**LISTED RECORDS**:

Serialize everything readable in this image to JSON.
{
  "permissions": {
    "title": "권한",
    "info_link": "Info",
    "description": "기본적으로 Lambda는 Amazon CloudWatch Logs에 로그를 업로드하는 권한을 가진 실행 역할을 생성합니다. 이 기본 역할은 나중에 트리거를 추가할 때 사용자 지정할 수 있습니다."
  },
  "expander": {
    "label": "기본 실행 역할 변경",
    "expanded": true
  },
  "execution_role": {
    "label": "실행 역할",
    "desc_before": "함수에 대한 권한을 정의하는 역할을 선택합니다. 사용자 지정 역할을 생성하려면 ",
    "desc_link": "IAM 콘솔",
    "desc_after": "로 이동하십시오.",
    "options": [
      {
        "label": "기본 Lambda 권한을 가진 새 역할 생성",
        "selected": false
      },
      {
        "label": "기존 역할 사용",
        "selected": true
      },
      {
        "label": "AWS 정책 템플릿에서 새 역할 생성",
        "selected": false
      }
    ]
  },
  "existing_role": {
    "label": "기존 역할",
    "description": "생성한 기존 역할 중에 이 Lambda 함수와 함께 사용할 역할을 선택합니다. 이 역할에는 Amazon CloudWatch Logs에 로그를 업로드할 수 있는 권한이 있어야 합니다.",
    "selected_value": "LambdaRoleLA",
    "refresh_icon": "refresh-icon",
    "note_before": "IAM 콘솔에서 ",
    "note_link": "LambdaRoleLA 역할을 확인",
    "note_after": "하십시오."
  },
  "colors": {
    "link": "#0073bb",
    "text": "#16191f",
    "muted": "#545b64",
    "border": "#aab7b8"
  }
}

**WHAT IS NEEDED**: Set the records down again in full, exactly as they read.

**RESULT OF THE EXERCISE**:
Serialize everything readable in this image to JSON.
{
  "permissions": {
    "title": "권한",
    "info_link": "Info",
    "description": "기본적으로 Lambda는 Amazon CloudWatch Logs에 로그를 업로드하는 권한을 가진 실행 역할을 생성합니다. 이 기본 역할은 나중에 트리거를 추가할 때 사용자 지정할 수 있습니다."
  },
  "expander": {
    "label": "기본 실행 역할 변경",
    "expanded": true
  },
  "execution_role": {
    "label": "실행 역할",
    "desc_before": "함수에 대한 권한을 정의하는 역할을 선택합니다. 사용자 지정 역할을 생성하려면 ",
    "desc_link": "IAM 콘솔",
    "desc_after": "로 이동하십시오.",
    "options": [
      {
        "label": "기본 Lambda 권한을 가진 새 역할 생성",
        "selected": false
      },
      {
        "label": "기존 역할 사용",
        "selected": true
      },
      {
        "label": "AWS 정책 템플릿에서 새 역할 생성",
        "selected": false
      }
    ]
  },
  "existing_role": {
    "label": "기존 역할",
    "description": "생성한 기존 역할 중에 이 Lambda 함수와 함께 사용할 역할을 선택합니다. 이 역할에는 Amazon CloudWatch Logs에 로그를 업로드할 수 있는 권한이 있어야 합니다.",
    "selected_value": "LambdaRoleLA",
    "refresh_icon": "refresh-icon",
    "note_before": "IAM 콘솔에서 ",
    "note_link": "LambdaRoleLA 역할을 확인",
    "note_after": "하십시오."
  },
  "colors": {
    "link": "#0073bb",
    "text": "#16191f",
    "muted": "#545b64",
    "border": "#aab7b8"
  }
}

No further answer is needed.